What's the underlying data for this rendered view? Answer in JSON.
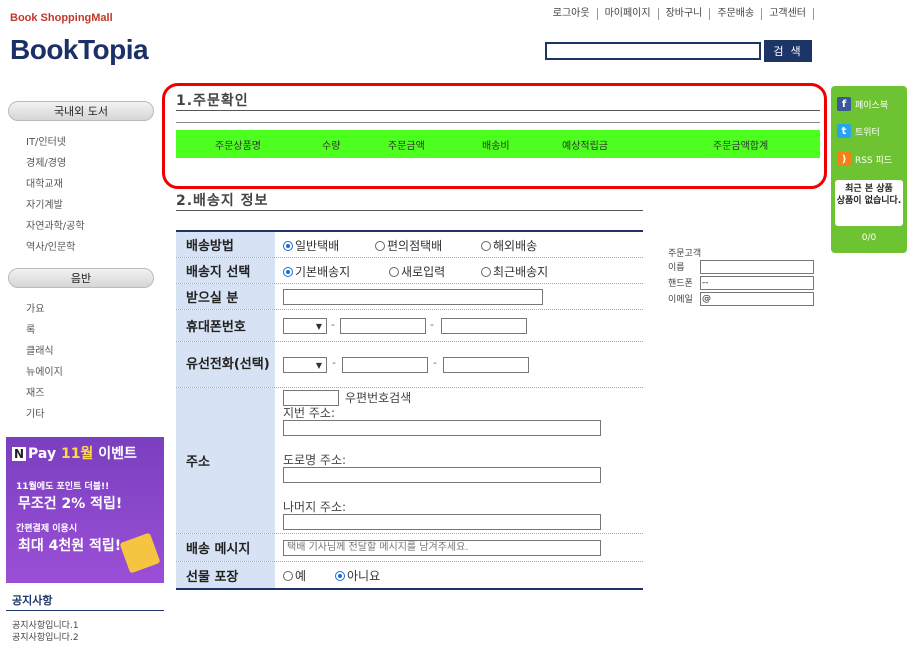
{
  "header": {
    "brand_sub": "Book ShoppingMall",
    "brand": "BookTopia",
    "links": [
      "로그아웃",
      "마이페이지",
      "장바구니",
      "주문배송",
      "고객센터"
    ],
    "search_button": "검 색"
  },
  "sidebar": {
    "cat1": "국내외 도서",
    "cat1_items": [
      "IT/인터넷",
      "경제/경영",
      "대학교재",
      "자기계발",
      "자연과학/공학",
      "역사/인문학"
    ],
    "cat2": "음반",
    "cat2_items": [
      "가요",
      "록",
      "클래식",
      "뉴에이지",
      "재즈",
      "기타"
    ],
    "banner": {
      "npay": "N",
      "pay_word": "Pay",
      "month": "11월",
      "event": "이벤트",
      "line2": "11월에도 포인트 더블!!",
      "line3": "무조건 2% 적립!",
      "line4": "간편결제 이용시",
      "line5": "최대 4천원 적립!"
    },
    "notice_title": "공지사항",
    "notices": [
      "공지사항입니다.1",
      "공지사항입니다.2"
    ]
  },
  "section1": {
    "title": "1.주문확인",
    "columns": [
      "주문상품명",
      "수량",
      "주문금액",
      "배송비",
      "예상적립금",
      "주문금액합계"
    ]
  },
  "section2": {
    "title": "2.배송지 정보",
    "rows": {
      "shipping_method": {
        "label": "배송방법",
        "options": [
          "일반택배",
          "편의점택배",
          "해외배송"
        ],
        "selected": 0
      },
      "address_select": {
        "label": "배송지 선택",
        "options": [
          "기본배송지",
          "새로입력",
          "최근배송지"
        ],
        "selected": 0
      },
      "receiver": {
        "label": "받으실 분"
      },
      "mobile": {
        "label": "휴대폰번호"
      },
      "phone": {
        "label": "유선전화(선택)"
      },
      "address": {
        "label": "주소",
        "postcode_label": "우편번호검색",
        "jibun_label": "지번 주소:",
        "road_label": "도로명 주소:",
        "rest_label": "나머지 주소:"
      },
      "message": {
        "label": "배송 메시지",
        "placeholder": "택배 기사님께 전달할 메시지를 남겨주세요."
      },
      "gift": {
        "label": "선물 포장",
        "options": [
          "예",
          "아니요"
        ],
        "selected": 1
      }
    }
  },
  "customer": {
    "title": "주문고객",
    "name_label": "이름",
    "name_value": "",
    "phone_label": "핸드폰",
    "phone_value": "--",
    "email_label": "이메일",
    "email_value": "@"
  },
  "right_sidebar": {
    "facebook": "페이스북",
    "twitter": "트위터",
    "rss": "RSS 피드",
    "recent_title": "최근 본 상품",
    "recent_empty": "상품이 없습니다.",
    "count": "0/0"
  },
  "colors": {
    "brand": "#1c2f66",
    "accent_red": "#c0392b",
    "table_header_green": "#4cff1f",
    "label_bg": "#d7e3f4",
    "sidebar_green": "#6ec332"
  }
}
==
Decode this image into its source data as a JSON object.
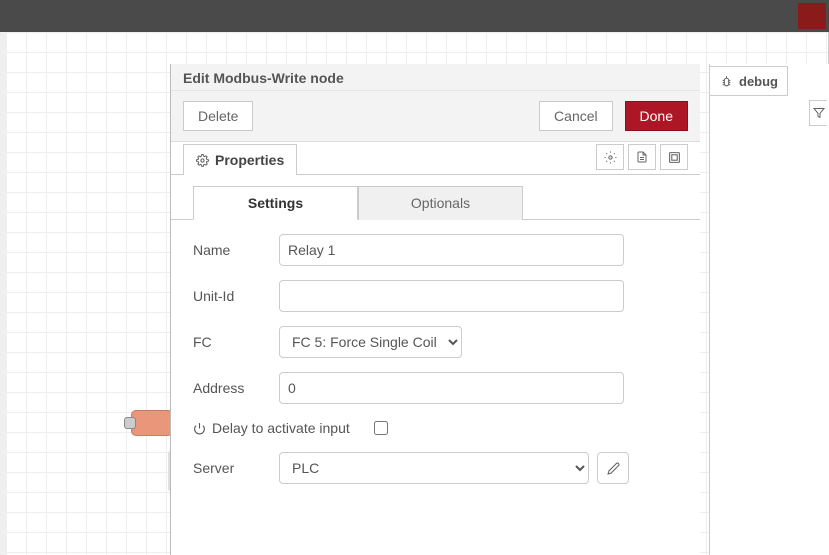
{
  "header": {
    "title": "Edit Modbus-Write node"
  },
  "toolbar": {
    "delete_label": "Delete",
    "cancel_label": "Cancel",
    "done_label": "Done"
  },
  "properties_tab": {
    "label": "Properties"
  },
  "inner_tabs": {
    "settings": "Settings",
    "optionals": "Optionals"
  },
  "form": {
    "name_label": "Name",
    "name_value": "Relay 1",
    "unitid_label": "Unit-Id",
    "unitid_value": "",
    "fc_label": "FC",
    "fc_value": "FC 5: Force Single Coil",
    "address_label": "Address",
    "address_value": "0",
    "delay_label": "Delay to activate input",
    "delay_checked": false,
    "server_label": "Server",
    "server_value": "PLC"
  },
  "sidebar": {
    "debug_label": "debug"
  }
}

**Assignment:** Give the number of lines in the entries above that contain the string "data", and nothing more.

**Output for this task:** 2